_ABOUT THIS TASK_: Out of the lines below, please list those that hold the string "kopii".

-- EXERCISE MATERIALS follows --

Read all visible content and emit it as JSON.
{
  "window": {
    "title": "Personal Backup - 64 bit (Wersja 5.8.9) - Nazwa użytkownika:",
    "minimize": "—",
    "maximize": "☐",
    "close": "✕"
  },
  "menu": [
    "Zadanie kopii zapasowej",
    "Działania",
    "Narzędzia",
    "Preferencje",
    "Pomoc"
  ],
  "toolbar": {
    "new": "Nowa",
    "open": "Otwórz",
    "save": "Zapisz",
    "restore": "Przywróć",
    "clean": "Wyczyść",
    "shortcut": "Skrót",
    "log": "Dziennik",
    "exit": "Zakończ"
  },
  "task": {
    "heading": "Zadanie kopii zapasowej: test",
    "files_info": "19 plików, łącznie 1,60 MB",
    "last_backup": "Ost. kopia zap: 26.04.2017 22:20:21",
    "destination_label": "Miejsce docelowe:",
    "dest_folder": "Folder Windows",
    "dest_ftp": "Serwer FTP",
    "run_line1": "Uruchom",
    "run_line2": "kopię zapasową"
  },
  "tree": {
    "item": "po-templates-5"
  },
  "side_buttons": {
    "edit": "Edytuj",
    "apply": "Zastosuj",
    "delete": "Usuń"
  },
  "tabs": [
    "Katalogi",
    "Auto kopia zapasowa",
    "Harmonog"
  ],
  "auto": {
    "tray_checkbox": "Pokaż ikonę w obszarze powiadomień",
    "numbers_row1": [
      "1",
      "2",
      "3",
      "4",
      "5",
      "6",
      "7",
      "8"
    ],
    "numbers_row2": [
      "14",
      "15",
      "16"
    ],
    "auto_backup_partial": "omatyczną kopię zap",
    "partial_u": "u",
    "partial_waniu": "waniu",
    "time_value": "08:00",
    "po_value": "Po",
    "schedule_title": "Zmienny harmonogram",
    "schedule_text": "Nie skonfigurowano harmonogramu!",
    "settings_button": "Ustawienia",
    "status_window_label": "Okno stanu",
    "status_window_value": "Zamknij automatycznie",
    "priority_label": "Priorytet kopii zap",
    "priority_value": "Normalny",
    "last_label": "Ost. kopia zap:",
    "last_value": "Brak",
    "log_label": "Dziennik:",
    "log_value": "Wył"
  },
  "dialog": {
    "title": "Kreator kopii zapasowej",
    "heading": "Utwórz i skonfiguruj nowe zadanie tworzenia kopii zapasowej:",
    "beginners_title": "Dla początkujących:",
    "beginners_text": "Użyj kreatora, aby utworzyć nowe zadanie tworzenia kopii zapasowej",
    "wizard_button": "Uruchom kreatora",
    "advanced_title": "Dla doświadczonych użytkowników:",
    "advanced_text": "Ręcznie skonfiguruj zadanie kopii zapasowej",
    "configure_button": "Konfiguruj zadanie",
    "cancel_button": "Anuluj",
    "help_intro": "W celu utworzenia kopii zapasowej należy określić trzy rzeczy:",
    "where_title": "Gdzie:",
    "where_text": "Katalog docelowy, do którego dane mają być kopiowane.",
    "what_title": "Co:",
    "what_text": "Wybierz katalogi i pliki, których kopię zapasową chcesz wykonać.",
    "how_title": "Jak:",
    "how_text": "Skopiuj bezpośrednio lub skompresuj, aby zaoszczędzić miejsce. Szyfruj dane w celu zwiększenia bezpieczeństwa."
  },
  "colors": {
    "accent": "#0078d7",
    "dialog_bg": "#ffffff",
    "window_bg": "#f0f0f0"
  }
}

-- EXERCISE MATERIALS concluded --

_ANSWER TO THE EXERCISE_:
    "Zadanie kopii zapasowej",
    "heading": "Zadanie kopii zapasowej: test",
    "priority_label": "Priorytet kopii zap",
    "title": "Kreator kopii zapasowej",
    "heading": "Utwórz i skonfiguruj nowe zadanie tworzenia kopii zapasowej:",
    "beginners_text": "Użyj kreatora, aby utworzyć nowe zadanie tworzenia kopii zapasowej",
    "advanced_text": "Ręcznie skonfiguruj zadanie kopii zapasowej",
    "help_intro": "W celu utworzenia kopii zapasowej należy określić trzy rzeczy:",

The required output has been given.